Geueral acquiescence in the validity of a patent is not of so much weIght on the question of a preliminary injunction, wl1en the patent is of a subordinate character, so that there lms been little temptation to infringe until after it is supposed that the principal patent is no longer in force. The rule that, when infringement is clear, and the injury to complainant by refusing the injunction will be greater than the injury to defendant by granting it, some doubts as to the validity of the patent should be resolved in its favor, is not of great force when the alleged invention is of a subordinate or comparatively unimportant Character, and the court has very serious doubts on the question of invention. The Welsbach patent, No. 409,530, for an improved incandescent gas lamp, designed to be used willi the Welsbach incandescent hood, held invalid, on motion for preliminary injunction, as to claim 3, which is for a combination with a Bunsen burner of a shield suspended around the air inlets thereof, and as to claim 5, which is for a gas burner and a chimney support or gal· lery with a vertically adjustable rod supported by the gallery, and an in· candescent hood suspended from the rod.
8AME-INCANDESCENT GAS LAMPS.

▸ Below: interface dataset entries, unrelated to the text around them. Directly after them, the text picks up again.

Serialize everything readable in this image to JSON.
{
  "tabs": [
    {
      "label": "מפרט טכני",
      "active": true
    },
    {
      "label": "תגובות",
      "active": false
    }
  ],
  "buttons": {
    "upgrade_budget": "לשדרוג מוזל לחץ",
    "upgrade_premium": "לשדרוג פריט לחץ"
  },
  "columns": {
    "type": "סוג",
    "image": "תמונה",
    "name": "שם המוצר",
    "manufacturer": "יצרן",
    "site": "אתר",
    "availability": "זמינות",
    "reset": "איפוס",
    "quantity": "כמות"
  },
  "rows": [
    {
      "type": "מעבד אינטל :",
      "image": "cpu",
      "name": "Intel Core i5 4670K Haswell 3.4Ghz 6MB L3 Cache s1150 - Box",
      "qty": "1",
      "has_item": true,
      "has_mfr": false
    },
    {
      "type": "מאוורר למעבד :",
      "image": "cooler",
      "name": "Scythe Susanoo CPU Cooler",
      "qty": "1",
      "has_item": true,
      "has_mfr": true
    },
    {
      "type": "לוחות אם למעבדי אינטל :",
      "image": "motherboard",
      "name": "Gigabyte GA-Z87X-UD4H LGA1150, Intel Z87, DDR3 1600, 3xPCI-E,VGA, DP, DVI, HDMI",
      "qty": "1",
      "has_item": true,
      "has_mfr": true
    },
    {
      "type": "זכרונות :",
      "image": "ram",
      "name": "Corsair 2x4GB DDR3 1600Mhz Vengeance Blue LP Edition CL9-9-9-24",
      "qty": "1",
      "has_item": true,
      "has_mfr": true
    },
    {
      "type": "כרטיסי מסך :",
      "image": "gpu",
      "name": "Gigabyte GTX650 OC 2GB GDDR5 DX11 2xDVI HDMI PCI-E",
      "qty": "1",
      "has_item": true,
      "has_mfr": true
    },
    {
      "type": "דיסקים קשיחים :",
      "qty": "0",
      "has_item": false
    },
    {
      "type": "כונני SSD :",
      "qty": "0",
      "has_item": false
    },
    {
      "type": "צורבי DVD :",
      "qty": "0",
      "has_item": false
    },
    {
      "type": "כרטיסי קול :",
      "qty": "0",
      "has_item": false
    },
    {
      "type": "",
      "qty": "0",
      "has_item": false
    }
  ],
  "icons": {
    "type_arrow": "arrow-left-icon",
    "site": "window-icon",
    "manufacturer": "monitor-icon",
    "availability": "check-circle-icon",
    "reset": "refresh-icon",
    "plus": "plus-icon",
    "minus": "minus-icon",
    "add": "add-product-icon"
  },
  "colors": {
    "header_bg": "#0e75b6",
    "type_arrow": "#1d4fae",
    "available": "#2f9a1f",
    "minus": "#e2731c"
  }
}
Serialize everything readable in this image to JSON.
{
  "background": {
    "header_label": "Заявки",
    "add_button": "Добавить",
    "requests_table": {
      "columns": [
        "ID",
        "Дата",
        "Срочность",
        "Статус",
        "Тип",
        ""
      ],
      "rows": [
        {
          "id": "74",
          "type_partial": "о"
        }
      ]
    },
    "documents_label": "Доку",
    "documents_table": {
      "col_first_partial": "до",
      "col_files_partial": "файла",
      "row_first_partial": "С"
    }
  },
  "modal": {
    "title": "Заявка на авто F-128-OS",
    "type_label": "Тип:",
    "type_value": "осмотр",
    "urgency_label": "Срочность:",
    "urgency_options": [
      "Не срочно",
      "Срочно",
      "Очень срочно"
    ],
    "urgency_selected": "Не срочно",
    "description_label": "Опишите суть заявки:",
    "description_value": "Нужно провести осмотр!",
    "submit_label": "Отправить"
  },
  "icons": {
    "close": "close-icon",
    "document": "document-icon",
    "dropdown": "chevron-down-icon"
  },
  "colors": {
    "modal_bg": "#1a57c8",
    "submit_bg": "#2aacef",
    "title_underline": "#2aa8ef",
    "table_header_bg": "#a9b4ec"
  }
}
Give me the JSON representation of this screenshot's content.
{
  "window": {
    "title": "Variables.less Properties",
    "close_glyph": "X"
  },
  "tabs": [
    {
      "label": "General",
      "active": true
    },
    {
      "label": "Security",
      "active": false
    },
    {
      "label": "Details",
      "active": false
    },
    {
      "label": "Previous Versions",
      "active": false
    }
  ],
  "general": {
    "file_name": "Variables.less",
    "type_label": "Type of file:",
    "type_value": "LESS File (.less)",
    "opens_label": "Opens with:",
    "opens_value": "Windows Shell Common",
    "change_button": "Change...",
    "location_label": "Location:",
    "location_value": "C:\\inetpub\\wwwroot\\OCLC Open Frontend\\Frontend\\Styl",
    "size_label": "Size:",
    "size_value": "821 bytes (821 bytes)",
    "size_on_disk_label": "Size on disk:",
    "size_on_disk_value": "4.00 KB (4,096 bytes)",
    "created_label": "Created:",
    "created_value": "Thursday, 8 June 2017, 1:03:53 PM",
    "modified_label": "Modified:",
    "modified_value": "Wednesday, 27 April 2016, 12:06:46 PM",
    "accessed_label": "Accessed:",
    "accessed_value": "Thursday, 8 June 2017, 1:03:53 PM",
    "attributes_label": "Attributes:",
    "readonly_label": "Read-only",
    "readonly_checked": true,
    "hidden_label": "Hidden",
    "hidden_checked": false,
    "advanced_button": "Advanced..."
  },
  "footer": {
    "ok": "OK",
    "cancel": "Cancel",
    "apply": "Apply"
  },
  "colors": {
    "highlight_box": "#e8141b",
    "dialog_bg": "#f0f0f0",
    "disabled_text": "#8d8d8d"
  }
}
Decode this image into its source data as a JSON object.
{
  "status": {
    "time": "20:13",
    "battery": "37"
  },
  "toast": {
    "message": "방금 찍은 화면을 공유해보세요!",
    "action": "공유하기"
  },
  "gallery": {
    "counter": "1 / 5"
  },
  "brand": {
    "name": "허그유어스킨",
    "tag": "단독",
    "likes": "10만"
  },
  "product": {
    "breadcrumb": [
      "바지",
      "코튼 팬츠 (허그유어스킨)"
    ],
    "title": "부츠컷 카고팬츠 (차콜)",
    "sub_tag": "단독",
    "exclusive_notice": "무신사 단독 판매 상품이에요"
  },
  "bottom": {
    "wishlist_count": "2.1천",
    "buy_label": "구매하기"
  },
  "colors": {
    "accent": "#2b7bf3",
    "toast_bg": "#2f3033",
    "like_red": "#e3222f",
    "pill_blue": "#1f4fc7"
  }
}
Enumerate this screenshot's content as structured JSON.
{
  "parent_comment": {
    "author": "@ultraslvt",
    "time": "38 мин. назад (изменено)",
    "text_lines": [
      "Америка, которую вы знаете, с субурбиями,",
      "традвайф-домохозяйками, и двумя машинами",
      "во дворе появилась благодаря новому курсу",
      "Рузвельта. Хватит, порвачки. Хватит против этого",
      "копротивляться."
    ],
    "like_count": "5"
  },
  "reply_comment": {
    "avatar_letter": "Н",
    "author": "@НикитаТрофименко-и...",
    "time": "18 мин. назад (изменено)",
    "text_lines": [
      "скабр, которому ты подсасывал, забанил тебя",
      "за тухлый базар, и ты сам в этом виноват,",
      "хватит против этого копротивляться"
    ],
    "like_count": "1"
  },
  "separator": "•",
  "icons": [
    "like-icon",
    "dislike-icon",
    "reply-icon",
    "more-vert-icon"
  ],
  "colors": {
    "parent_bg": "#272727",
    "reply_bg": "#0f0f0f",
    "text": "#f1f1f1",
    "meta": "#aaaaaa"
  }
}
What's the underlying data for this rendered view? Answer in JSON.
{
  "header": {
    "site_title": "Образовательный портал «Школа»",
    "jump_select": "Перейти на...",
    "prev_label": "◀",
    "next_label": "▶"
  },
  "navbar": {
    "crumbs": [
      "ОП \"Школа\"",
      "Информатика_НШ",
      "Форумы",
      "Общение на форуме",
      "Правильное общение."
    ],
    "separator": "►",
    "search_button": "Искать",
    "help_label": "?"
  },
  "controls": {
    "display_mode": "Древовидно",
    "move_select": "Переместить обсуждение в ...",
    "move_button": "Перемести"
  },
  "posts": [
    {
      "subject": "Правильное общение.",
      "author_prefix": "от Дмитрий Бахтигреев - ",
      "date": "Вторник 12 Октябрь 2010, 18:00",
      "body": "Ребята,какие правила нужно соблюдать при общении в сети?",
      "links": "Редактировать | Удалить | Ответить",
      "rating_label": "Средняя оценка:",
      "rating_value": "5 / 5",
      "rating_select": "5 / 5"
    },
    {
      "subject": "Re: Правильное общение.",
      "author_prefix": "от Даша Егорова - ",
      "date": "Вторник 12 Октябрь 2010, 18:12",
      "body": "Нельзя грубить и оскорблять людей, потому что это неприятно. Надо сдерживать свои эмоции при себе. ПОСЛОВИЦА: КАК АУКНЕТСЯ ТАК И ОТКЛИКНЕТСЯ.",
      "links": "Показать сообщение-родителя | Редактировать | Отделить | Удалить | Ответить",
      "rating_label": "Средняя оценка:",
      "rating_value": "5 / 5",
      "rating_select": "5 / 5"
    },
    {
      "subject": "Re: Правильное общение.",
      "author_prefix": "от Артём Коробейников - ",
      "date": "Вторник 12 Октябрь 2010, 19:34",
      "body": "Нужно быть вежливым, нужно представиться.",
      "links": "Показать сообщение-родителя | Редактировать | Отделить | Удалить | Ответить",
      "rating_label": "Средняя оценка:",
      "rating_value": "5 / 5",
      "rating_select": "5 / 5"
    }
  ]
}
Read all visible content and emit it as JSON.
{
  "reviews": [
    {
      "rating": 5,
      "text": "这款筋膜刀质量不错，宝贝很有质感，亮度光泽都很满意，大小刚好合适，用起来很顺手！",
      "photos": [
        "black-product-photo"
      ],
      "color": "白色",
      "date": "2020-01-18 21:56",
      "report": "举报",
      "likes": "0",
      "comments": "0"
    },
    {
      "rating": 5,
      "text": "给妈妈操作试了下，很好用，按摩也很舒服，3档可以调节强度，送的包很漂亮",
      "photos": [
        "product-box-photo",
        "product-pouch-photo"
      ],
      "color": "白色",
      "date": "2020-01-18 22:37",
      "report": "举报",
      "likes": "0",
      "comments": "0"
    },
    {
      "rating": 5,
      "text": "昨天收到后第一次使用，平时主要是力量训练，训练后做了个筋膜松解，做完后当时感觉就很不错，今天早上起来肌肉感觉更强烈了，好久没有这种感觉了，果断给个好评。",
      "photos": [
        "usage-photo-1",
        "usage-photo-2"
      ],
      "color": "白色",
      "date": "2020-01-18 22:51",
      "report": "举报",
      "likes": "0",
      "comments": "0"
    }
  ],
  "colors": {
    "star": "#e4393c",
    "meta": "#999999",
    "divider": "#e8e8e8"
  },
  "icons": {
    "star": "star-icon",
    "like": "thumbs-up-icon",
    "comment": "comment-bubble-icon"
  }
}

This was a suit in equity by the Welsbach Light Company against the Benedict & Burnham Manufacturing Company for alleged infringe· ment of the Welsbach patent for an improved incandescent gas lamp. The cause was heard on a motion for a preliminary injunction. John K. Beach and John R. Bennett, for complainant. A. M. Wooster and M. B. Philipp, for defendant. SHIPMAN, Oircuit Judge. This is a motion for a preliminary injunction against the further infringement by the defendant of claims 3,5, and 6 of letters patent No. 409,530, dated August 20, 1889, issued to Oarl Auer Von Welsbach, assignor to the complainant, foi' an improved incandescent gas lamp. In 1885, the patentee had pat· ented in England the well-known Welsbach hood or mantle, which was also subsequently patented in this country, and which was styled in his English patent "an illuminant appliance in the form of a cap or hood, to be rendered incandescent by gas and other burners, so as' to enhance their illuminating powers." This invention underwent a most thorough investigation in the English courts, the patent was sustained, and the invention was declared by Mr. Justice Wills to have accom· plished "what has long been a desideratum, what has been attempted before, but always with an utter want of success, and it was for the first time brought within the range of practical manufacture the production of a brilliant light by incandescence within an ordinary gas flame." The lamp which is the subject of the patent in suit was designed to hold and to heat this hood, and is, in its details, exceed· ingly well adapted to bring the Welsbach illuminant into successful use in houses, and also in places of business; but the patent was not limited to the use of any particular hood or mantle.. Its claims to patentability are therefore liable to be dispnted by pre·existing lamps which were made for the purpose of raising to incandescence some